“Of what does the nature of kingship consist? What are its qualities in itself; what the qualities it inspires in those who attend it? These, if one may presume to divine the meditations of His Majesty’s heart, are the questions which most preoccupy his own reason and reflection…
I will tell His Majesty what a king is. A king does not abide within his tent while his men bleed and die upon the field. A king does not dine while his men go hungry, nor sleep when they stand at watch upon the wall. A king does not command his men’s loyalty through fear nor purchase it with gold; he earns their love by the sweat of his own back and the pains he endures for their sake. That which comprises the harshest burden, a king lifts first and sets down last. A king does not require service of those he leads but provides it to them. He serves them, not they him…
That is a king, Your Majesty. A king does not expend his substance to enslave men, but by his conduct and example makes them free…I and every [Spartan at Thermopylae] were never more free than when we gave freely obedience to those harsh laws which take life and give it back again.”
This describes not just human or Spartan leadership, but our own King’s leadership. Christ did not sit and watch sin and death from a distance, but became man and spent sleepless nights, endured hunger, conquered sin and death, and fights our battles with and for us:
“Since therefore the children share in flesh and blood, he himself likewise partook of the same nature, that through death he might destroy him who has the power of death, that is the devil, and deliver all those who through fear of death were subject to lifelong bondage…Therefore he had to be made like his brethren in every respect, so that he might become a merciful and faithful high priest in the service of God, to make expiation for the sins of the people. For because he himself has suffered and been tempted, he is able to help those who are tempted.” – Hebrews 2:14,15,17,18

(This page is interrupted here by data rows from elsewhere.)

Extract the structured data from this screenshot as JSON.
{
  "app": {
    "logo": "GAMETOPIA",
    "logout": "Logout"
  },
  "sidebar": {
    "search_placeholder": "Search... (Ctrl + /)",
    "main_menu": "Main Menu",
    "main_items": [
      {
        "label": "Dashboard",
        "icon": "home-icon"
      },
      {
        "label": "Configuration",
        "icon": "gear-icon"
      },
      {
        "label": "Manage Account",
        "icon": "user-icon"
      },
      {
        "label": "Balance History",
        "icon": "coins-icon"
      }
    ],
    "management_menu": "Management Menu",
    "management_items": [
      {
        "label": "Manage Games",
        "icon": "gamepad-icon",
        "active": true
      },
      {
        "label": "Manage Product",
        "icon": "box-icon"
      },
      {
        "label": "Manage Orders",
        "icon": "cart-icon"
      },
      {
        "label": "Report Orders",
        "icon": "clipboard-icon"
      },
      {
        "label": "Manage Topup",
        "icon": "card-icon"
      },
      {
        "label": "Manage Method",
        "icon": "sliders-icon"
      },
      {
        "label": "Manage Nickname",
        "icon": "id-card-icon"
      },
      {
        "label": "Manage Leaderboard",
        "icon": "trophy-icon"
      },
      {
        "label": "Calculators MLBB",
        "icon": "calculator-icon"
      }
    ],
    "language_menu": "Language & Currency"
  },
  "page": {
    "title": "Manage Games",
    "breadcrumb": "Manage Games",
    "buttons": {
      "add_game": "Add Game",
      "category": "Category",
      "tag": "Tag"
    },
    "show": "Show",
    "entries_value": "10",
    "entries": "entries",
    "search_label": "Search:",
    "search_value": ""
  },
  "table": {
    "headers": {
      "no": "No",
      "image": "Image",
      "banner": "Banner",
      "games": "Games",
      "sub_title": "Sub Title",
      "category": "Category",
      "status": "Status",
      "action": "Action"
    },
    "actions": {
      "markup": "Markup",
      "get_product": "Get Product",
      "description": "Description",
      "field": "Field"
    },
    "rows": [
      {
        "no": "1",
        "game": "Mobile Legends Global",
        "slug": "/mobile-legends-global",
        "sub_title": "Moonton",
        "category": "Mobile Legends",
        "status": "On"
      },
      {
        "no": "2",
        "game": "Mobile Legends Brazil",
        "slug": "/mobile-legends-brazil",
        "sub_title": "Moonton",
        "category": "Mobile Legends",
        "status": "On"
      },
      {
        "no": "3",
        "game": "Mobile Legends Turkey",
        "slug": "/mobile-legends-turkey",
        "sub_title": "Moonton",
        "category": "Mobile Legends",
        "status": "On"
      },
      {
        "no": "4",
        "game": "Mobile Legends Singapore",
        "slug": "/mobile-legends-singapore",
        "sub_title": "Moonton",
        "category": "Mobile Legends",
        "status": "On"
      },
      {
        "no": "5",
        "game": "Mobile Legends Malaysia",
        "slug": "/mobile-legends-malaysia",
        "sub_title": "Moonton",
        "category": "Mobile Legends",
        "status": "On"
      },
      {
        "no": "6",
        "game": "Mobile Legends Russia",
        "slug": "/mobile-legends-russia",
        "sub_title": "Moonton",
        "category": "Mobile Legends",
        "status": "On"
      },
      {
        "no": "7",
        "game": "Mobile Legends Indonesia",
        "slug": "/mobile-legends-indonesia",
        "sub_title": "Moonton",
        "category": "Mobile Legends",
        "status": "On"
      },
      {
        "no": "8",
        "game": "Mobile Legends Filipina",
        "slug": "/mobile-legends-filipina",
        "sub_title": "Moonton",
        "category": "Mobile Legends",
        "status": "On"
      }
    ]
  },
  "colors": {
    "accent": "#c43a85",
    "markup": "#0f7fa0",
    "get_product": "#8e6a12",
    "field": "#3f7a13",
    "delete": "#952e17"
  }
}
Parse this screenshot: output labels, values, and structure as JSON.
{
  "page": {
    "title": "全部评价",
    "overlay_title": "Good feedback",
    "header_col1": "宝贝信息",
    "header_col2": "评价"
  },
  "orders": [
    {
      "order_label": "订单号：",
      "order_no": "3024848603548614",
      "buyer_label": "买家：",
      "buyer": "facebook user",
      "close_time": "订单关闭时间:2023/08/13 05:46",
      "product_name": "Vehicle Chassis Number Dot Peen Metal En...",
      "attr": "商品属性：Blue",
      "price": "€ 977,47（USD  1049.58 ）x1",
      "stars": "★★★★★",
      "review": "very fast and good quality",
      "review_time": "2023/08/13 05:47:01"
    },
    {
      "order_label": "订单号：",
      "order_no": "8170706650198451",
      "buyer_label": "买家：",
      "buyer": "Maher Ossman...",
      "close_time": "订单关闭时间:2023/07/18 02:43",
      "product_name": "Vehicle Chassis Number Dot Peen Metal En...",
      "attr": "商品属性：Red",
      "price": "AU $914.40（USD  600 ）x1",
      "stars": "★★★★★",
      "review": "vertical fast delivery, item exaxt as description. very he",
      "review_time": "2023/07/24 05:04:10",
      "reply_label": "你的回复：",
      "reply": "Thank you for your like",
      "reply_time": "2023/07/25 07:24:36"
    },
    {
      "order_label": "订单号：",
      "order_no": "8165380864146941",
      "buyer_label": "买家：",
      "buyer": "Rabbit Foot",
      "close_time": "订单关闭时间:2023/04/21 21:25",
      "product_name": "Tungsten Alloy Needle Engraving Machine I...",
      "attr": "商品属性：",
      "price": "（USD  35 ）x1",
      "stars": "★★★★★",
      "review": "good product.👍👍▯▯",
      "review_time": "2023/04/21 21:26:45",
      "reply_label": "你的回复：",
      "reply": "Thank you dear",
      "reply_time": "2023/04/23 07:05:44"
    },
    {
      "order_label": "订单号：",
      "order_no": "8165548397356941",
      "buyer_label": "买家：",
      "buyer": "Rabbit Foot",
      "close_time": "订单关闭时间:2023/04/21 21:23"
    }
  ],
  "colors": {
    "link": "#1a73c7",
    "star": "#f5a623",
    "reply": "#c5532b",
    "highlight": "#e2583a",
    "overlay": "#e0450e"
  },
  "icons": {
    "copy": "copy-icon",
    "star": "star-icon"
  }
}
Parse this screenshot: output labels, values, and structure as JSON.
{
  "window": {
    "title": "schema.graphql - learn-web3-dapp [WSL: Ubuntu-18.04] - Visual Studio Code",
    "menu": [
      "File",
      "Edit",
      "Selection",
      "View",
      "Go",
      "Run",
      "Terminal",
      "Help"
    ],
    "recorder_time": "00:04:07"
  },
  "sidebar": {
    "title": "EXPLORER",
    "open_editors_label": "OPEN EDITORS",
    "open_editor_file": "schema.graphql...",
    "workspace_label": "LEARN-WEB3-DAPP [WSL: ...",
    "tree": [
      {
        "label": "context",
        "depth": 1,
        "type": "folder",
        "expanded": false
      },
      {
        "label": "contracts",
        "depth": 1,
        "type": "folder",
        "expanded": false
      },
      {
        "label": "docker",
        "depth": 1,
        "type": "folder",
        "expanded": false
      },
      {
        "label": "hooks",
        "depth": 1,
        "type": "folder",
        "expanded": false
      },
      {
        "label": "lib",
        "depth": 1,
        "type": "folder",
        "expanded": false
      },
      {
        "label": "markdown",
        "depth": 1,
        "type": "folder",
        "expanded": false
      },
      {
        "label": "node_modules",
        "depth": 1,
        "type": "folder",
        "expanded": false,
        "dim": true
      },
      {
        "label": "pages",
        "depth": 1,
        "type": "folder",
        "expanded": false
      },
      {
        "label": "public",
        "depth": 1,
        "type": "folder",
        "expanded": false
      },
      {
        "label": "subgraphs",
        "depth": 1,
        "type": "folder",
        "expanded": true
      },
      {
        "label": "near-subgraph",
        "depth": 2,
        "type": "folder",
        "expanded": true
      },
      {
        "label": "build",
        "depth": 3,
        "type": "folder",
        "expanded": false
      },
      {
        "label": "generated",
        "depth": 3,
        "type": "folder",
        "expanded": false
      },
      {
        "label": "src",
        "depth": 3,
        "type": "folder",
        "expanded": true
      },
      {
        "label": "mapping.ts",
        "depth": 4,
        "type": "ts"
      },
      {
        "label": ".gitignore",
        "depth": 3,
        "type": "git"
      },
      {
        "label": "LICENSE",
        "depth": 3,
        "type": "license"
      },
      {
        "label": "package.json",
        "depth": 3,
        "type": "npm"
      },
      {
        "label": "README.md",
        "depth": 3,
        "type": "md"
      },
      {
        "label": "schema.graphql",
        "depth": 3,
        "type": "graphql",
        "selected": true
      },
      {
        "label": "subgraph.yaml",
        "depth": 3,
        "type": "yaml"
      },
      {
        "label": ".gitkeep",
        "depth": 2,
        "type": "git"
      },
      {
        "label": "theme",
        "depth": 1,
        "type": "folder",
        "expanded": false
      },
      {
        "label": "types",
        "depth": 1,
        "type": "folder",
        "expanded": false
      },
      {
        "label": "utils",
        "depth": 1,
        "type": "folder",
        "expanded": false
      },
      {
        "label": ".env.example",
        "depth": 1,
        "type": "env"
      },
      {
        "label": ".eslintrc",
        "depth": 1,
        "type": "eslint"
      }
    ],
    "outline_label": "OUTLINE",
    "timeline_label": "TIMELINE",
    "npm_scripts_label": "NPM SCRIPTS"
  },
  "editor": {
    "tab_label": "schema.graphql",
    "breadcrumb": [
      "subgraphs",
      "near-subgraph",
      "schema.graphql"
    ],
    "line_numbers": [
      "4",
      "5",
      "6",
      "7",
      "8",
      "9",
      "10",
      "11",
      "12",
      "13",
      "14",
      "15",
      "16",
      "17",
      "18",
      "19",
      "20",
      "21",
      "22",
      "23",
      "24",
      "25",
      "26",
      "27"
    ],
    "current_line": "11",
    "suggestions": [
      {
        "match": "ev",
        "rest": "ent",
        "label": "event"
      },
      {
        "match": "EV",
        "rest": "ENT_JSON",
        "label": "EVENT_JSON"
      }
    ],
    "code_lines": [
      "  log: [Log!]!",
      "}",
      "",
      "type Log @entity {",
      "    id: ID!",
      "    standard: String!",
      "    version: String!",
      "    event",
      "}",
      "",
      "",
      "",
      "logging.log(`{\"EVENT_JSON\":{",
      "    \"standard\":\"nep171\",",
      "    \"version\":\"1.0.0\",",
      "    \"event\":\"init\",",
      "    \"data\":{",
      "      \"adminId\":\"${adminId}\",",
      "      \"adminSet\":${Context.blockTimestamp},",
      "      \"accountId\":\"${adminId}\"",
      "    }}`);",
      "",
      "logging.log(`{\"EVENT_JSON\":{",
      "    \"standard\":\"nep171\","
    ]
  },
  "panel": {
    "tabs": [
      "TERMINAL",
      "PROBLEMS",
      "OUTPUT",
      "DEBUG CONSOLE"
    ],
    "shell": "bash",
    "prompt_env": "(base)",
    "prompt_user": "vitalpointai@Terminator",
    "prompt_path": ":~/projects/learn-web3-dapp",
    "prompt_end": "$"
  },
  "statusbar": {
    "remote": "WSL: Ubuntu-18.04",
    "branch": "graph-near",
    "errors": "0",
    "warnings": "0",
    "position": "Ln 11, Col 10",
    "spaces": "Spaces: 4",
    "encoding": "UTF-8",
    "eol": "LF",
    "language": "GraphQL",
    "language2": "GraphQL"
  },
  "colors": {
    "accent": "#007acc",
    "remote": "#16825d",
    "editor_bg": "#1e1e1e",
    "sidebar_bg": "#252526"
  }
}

Several Adult Bible Fellowship teachers at our church are Army chaplains. One, a West Point grad and Green Beret for many years, decided mid-career to go to seminary then returned to the Special Forces as a chaplain. He’s currently gone on yet another deployment in yet another war zone. Before leaving, he recommended Gates of Fire as the most accurate portrayal of mens’ thoughts and actions in battle he’d ever encountered. I sent this book to Carl during his deployment, and he loved it. I just finished it myself. We both highly recommend this novel, while suggesting each reader use their own discretion. It’s a story about soldiers, Special Forces essentially, and has a full complement of brutal scenes and soldiers’ foul language.
As an interesting side note, the King Xerxes in this story is traditionally believed to be the same Xerxes (Ahasuerus in the Hebrew Bible) who made Esther his Queen in the Old Testament. For all we know, she may have been present in her husband’s battle train and tent during his campaign and the Battle of Thermopylae.